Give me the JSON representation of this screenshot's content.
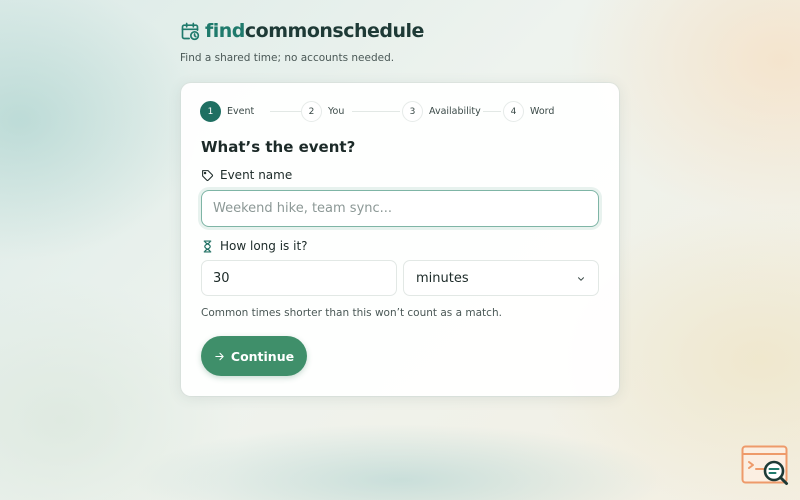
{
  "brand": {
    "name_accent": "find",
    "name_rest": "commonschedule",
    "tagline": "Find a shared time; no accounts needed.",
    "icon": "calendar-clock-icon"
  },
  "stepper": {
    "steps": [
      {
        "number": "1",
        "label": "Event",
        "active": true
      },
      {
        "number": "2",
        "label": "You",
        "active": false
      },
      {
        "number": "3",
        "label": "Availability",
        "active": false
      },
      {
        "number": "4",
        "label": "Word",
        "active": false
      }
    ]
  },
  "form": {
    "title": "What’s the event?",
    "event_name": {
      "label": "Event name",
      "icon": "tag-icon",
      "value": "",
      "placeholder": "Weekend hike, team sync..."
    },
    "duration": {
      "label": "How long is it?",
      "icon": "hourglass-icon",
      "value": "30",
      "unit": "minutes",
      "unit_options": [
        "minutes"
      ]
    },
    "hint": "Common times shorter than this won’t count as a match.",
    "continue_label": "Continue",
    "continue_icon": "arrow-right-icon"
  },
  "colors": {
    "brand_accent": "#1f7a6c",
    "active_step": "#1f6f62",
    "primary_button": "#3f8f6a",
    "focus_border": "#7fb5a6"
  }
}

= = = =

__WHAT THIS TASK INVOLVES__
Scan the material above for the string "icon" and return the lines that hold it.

__ANSWER BELOW__
    "icon": "calendar-clock-icon"
      "icon": "tag-icon",
      "icon": "hourglass-icon",
    "continue_icon": "arrow-right-icon"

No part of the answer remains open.